Following a call for proposals issued last October, NERSC has selected six science application teams to participate in the NERSC Exascale Science Applications Program for Data (NESAP for Data) program. “We’re very excited to welcome these new data-intensive science application teams to NESAP,” said Rollin Thomas, a big data architect in NERSC’s Data Analytics and Services group who is coordinating NESAP for Data. “NESAP’s tools and expertise should help accelerate the transition of these data science codes to KNL. But I’m also looking forward to uncovering and understanding the new performance and scalability challenges that are sure to arise along the way.”
“This is an exciting time because the whole HPC landscape is changing with manycore, which is a big change for our users,” said Gerber, who joined NERSC’s User Services Group in 1996 as a postdoc, having earned his PhD in physics from the University of Illinois. “Users are facing a big challenge; they have to be able to exploit the architectural features on Cori (NERSC’s newest supercomputing system), and the HPC Department plays a critical role in helping them do this.”
The Xinhua news agency reports that China is planning to develop a prototype exascale supercomputer by the end of 2017. “A complete computing system of the exascale supercomputer and its applications can only be expected in 2020, and will be 200 times more powerful than the country’s first petaflop computer Tianhe-1, recognized as the world’s fastest in 2010,” said Zhang Ting, application engineer with the Tianjin-based National Supercomputer Center, when attending the sixth session of the 16th Tianjin Municipal People’s Congress Tuesday.
Today the Mont-Blanc European project announced it has selected Cavium’s ThunderX2 ARM server processor to power its new HPC prototype. The new Mont-Blanc prototype will be built by Atos, the coordinator of phase 3 of Mont-Blanc, using its Bull expertise and products. The platform will leverage the infrastructure of the Bull sequana pre-exascale supercomputer range for network, management, cooling, and power. Atos and Cavium signed an agreement to collaborate to develop this new platform, thus making Mont-Blanc an Alpha-site for ThunderX2.
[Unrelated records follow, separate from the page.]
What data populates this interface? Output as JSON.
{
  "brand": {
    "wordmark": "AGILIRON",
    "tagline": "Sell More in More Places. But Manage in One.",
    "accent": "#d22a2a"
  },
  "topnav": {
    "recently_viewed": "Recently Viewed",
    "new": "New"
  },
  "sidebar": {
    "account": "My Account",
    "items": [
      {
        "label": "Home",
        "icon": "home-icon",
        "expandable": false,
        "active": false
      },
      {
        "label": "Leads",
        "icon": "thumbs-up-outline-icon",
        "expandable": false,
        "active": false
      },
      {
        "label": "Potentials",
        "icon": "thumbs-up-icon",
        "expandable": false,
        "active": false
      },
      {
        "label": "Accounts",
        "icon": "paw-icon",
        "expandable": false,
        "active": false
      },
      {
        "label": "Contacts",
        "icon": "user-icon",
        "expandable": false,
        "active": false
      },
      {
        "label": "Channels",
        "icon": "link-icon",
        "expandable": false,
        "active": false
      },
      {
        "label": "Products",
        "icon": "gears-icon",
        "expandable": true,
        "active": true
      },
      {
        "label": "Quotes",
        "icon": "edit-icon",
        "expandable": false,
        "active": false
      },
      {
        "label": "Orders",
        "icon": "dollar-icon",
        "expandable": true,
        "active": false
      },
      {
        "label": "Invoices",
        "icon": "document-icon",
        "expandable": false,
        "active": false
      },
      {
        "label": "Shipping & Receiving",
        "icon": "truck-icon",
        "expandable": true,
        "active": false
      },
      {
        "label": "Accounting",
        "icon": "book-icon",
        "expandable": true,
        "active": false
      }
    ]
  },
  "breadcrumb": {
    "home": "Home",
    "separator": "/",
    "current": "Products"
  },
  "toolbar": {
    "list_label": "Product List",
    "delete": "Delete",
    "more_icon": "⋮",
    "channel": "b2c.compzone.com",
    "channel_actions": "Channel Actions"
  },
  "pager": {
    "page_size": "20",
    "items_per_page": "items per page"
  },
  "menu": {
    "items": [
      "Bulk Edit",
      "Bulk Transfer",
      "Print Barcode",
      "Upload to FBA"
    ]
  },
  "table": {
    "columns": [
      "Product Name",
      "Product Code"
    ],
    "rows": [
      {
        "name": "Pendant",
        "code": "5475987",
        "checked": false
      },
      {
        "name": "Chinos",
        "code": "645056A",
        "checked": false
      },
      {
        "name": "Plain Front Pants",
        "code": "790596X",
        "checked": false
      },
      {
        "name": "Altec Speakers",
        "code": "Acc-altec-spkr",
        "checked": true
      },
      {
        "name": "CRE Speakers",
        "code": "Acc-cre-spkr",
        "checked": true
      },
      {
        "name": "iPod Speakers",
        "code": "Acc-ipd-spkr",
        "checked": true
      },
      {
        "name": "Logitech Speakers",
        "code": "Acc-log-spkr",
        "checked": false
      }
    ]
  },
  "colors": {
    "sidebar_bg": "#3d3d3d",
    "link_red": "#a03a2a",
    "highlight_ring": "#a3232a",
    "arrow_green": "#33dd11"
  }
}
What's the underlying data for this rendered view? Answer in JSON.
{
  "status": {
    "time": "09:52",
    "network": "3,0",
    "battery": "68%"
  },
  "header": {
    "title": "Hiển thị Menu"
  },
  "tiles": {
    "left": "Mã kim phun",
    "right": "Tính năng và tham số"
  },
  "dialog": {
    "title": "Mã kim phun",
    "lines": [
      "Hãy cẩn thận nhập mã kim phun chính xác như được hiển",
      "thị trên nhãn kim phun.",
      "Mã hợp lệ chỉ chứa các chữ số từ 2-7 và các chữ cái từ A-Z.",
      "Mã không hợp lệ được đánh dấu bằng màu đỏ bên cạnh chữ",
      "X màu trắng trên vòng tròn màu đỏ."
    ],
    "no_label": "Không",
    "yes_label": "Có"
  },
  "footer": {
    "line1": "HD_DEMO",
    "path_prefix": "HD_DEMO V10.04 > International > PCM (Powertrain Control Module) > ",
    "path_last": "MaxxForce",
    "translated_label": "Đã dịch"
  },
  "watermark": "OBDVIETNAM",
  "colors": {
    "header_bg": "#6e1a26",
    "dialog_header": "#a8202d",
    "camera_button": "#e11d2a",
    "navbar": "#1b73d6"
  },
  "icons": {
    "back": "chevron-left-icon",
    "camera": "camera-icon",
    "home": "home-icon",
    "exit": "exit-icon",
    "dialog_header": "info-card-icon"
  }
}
In this week’s Sponsored Post, Nicolas Dube of Hewlett Packard Enterprise outlines the future of HPC and the role and challenges of exascale computing in this evolution. The HPE approach to exascale is geared to breaking the dependencies that come with outdated protocols. Exascale computing will allow users to process data, run systems, and solve problems at a totally new scale, which will become increasingly important as the world’s problems grow ever larger and more complex.
Oak Ridge National Laboratory reports that its team of experts are playing leading roles in the recently established DOE’s Exascale Computing Project (ECP), a multi-lab initiative responsible for developing the strategy, aligning the resources, and conducting the R&D necessary to achieve the nation’s imperative of delivering exascale computing by 2021. “ECP’s mission is to ensure all the necessary pieces are in place for the first exascale systems – an ecosystem that includes applications, software stack, architecture, advanced system engineering and hardware components – to enable fully functional, capable exascale computing environments critical to scientific discovery, national security, and a strong U.S. economy.”
Thomas Schulthess from CSCS gave this Invited Talk at SC16. “Experience with today’s platforms show that there can be an order of magnitude difference in performance within a given class of numerical methods – depending only on choice of architecture and implementation. This bears the questions on what our baseline is, over which the performance improvements of Exascale systems will be measured. Furthermore, how close will these Exascale systems bring us to deliver on application goals, such as kilometer scale global climate simulations or high-throughput quantum simulations for materials design? We will discuss specific examples from meteorology and materials science.”
In this podcast, the Radio Free HPC team honors the Festivus tradition of the annual Airing of Grievances. Our random gripes include: the need for a better HPC benchmark suite, the missed opportunity for ARM servers, the skittish battery in the new Macbook Pro, and a lack of an industry standards body for cloud computing.
“The SAGE project, which incorporates research and innovation in hardware and enabling software, will significantly improve the performance of data I/O and enable computation and analysis to be performed more locally to data wherever it resides in the architecture, drastically minimizing data movements between compute and data storage infrastructures. With a seamless view of data throughout the platform, incorporating multiple tiers of storage from memory to disk to long-term archive, it will enable API’s and programming models to easily use such a platform to efficiently utilize the most appropriate data analytics techniques suited to the problem space.”
Thomas Sterling presented this Invited Talk at SC16. “Increasing sophistication of application program domains combined with expanding scale and complexity of HPC system structures is driving innovation in computing to address sources of performance degradation. This presentation will provide a comprehensive review of driving challenges, strategies, examples of existing runtime systems, and experiences. One important consideration is the possible future role of advances in computer architecture to accelerate the likely mechanisms embodied within typical runtimes. The talk will conclude with suggestions of future paths and work to advance this possible strategy.”